(EXERCISE INPUT begins)
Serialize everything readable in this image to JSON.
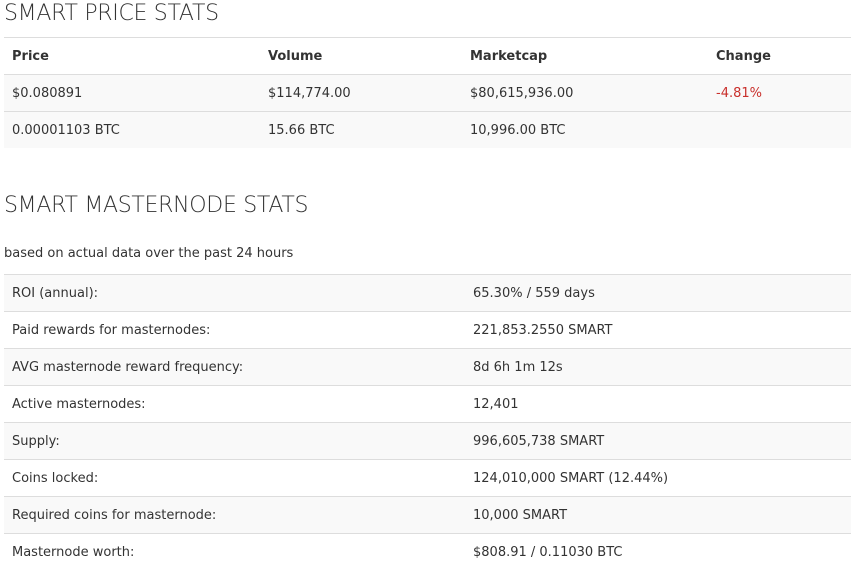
{
  "price_stats": {
    "title": "SMART PRICE STATS",
    "headers": [
      "Price",
      "Volume",
      "Marketcap",
      "Change"
    ],
    "rows": [
      [
        "$0.080891",
        "$114,774.00",
        "$80,615,936.00",
        "-4.81%"
      ],
      [
        "0.00001103 BTC",
        "15.66 BTC",
        "10,996.00 BTC",
        ""
      ]
    ],
    "negative_color": "#c9302c"
  },
  "masternode_stats": {
    "title": "SMART MASTERNODE STATS",
    "subtitle": "based on actual data over the past 24 hours",
    "rows": [
      {
        "label": "ROI (annual):",
        "value": "65.30% / 559 days"
      },
      {
        "label": "Paid rewards for masternodes:",
        "value": "221,853.2550 SMART"
      },
      {
        "label": "AVG masternode reward frequency:",
        "value": "8d 6h 1m 12s"
      },
      {
        "label": "Active masternodes:",
        "value": "12,401"
      },
      {
        "label": "Supply:",
        "value": "996,605,738 SMART"
      },
      {
        "label": "Coins locked:",
        "value": "124,010,000 SMART (12.44%)"
      },
      {
        "label": "Required coins for masternode:",
        "value": "10,000 SMART"
      },
      {
        "label": "Masternode worth:",
        "value": "$808.91 / 0.11030 BTC"
      }
    ]
  }
}
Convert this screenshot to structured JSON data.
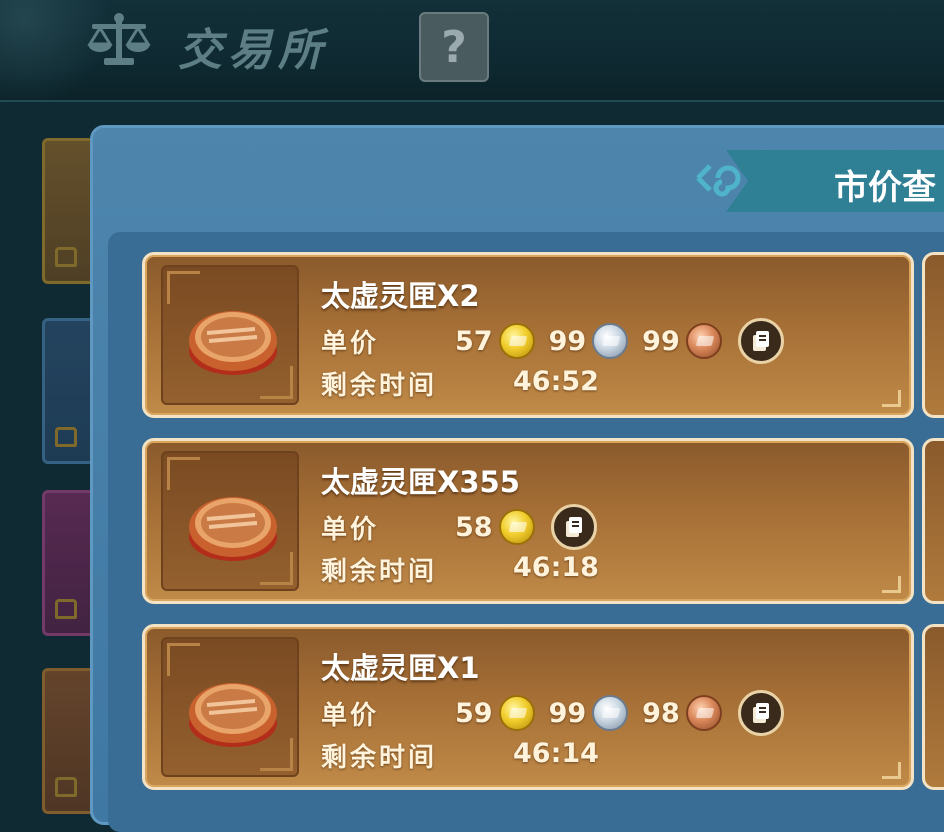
{
  "header": {
    "title": "交易所",
    "help_label": "?"
  },
  "panel": {
    "tab_label": "市价查"
  },
  "listings": [
    {
      "name": "太虚灵匣X2",
      "price_label": "单价",
      "gold": "57",
      "silver": "99",
      "copper": "99",
      "time_label": "剩余时间",
      "time_left": "46:52"
    },
    {
      "name": "太虚灵匣X355",
      "price_label": "单价",
      "gold": "58",
      "time_label": "剩余时间",
      "time_left": "46:18"
    },
    {
      "name": "太虚灵匣X1",
      "price_label": "单价",
      "gold": "59",
      "silver": "99",
      "copper": "98",
      "time_label": "剩余时间",
      "time_left": "46:14"
    }
  ],
  "icons": {
    "header": "balance-scale-icon",
    "tab": "spiral-icon",
    "item": "treasure-box-icon",
    "gold": "gold-coin-icon",
    "silver": "silver-coin-icon",
    "copper": "copper-coin-icon",
    "detail": "document-icon"
  },
  "colors": {
    "panel_blue": "#4d85ad",
    "card_brown": "#a66f36",
    "card_border": "#f3e3c4",
    "tab_teal": "#2f7f95"
  }
}
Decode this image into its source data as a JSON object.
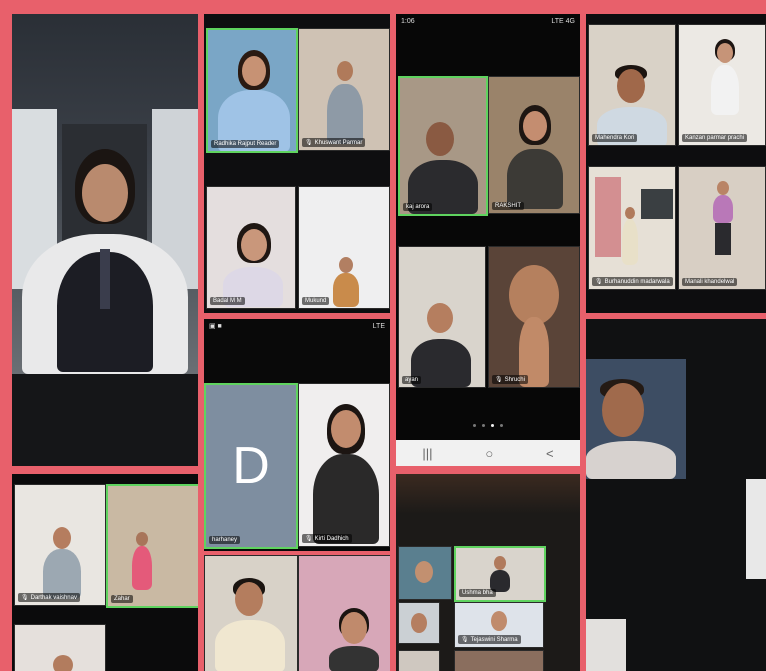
{
  "frame_color": "#e8606b",
  "panel_a": {},
  "panel_b": {
    "tiles": [
      {
        "name": "Radhika Rajput Reader",
        "active": true
      },
      {
        "name": "Khuswant Parmar",
        "mic": "mic-icon"
      },
      {
        "name": "Badal M M"
      },
      {
        "name": "Mukund"
      }
    ]
  },
  "panel_c": {
    "status_time": "1:06",
    "status_right": "LTE 4G",
    "tiles": [
      {
        "name": "kaj arora"
      },
      {
        "name": "RAKSHIT"
      },
      {
        "name": "ayan"
      },
      {
        "name": "Shruchi",
        "mic": "mic-icon"
      }
    ],
    "nav": [
      "|||",
      "○",
      "<"
    ]
  },
  "panel_d": {
    "tiles": [
      {
        "name": "Mahendra Kori"
      },
      {
        "name": "Kanzan parmar prachi"
      },
      {
        "name": "Burhanuddin madarwala",
        "mic": "mic-icon"
      },
      {
        "name": "Manali khandelwal"
      }
    ]
  },
  "panel_e": {
    "status_right": "LTE",
    "d_letter": "D",
    "tiles": [
      {
        "name": "harhaney"
      },
      {
        "name": "Kirti Dadhich",
        "mic": "mic-icon"
      }
    ]
  },
  "panel_f": {
    "tiles": [
      {
        "name": "Darthak vaishnav",
        "mic": "mic-icon"
      },
      {
        "name": "Zahar"
      }
    ]
  },
  "panel_g": {
    "tiles": [
      {
        "name": "Ushma bha"
      },
      {
        "name": "Tejaswini Sharma",
        "mic": "mic-icon"
      }
    ]
  },
  "panel_h": {}
}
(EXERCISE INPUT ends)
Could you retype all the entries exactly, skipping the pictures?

EXPECTED OUTPUT:
Serialize everything readable in this image to JSON.
{
  "price_stats": {
    "title": "SMART PRICE STATS",
    "headers": [
      "Price",
      "Volume",
      "Marketcap",
      "Change"
    ],
    "rows": [
      [
        "$0.080891",
        "$114,774.00",
        "$80,615,936.00",
        "-4.81%"
      ],
      [
        "0.00001103 BTC",
        "15.66 BTC",
        "10,996.00 BTC",
        ""
      ]
    ],
    "negative_color": "#c9302c"
  },
  "masternode_stats": {
    "title": "SMART MASTERNODE STATS",
    "subtitle": "based on actual data over the past 24 hours",
    "rows": [
      {
        "label": "ROI (annual):",
        "value": "65.30% / 559 days"
      },
      {
        "label": "Paid rewards for masternodes:",
        "value": "221,853.2550 SMART"
      },
      {
        "label": "AVG masternode reward frequency:",
        "value": "8d 6h 1m 12s"
      },
      {
        "label": "Active masternodes:",
        "value": "12,401"
      },
      {
        "label": "Supply:",
        "value": "996,605,738 SMART"
      },
      {
        "label": "Coins locked:",
        "value": "124,010,000 SMART (12.44%)"
      },
      {
        "label": "Required coins for masternode:",
        "value": "10,000 SMART"
      },
      {
        "label": "Masternode worth:",
        "value": "$808.91 / 0.11030 BTC"
      }
    ]
  }
}
Convert this screenshot to structured JSON data.
{
  "header": {
    "title": "交易所",
    "help_label": "?"
  },
  "panel": {
    "tab_label": "市价查"
  },
  "listings": [
    {
      "name": "太虚灵匣X2",
      "price_label": "单价",
      "gold": "57",
      "silver": "99",
      "copper": "99",
      "time_label": "剩余时间",
      "time_left": "46:52"
    },
    {
      "name": "太虚灵匣X355",
      "price_label": "单价",
      "gold": "58",
      "time_label": "剩余时间",
      "time_left": "46:18"
    },
    {
      "name": "太虚灵匣X1",
      "price_label": "单价",
      "gold": "59",
      "silver": "99",
      "copper": "98",
      "time_label": "剩余时间",
      "time_left": "46:14"
    }
  ],
  "icons": {
    "header": "balance-scale-icon",
    "tab": "spiral-icon",
    "item": "treasure-box-icon",
    "gold": "gold-coin-icon",
    "silver": "silver-coin-icon",
    "copper": "copper-coin-icon",
    "detail": "document-icon"
  },
  "colors": {
    "panel_blue": "#4d85ad",
    "card_brown": "#a66f36",
    "card_border": "#f3e3c4",
    "tab_teal": "#2f7f95"
  }
}
Decode this image into its source data as a JSON object.
{
  "frame_color": "#e8606b",
  "panel_a": {},
  "panel_b": {
    "tiles": [
      {
        "name": "Radhika Rajput Reader",
        "active": true
      },
      {
        "name": "Khuswant Parmar",
        "mic": "mic-icon"
      },
      {
        "name": "Badal M M"
      },
      {
        "name": "Mukund"
      }
    ]
  },
  "panel_c": {
    "status_time": "1:06",
    "status_right": "LTE 4G",
    "tiles": [
      {
        "name": "kaj arora"
      },
      {
        "name": "RAKSHIT"
      },
      {
        "name": "ayan"
      },
      {
        "name": "Shruchi",
        "mic": "mic-icon"
      }
    ],
    "nav": [
      "|||",
      "○",
      "<"
    ]
  },
  "panel_d": {
    "tiles": [
      {
        "name": "Mahendra Kori"
      },
      {
        "name": "Kanzan parmar prachi"
      },
      {
        "name": "Burhanuddin madarwala",
        "mic": "mic-icon"
      },
      {
        "name": "Manali khandelwal"
      }
    ]
  },
  "panel_e": {
    "status_right": "LTE",
    "d_letter": "D",
    "tiles": [
      {
        "name": "harhaney"
      },
      {
        "name": "Kirti Dadhich",
        "mic": "mic-icon"
      }
    ]
  },
  "panel_f": {
    "tiles": [
      {
        "name": "Darthak vaishnav",
        "mic": "mic-icon"
      },
      {
        "name": "Zahar"
      }
    ]
  },
  "panel_g": {
    "tiles": [
      {
        "name": "Ushma bha"
      },
      {
        "name": "Tejaswini Sharma",
        "mic": "mic-icon"
      }
    ]
  },
  "panel_h": {}
}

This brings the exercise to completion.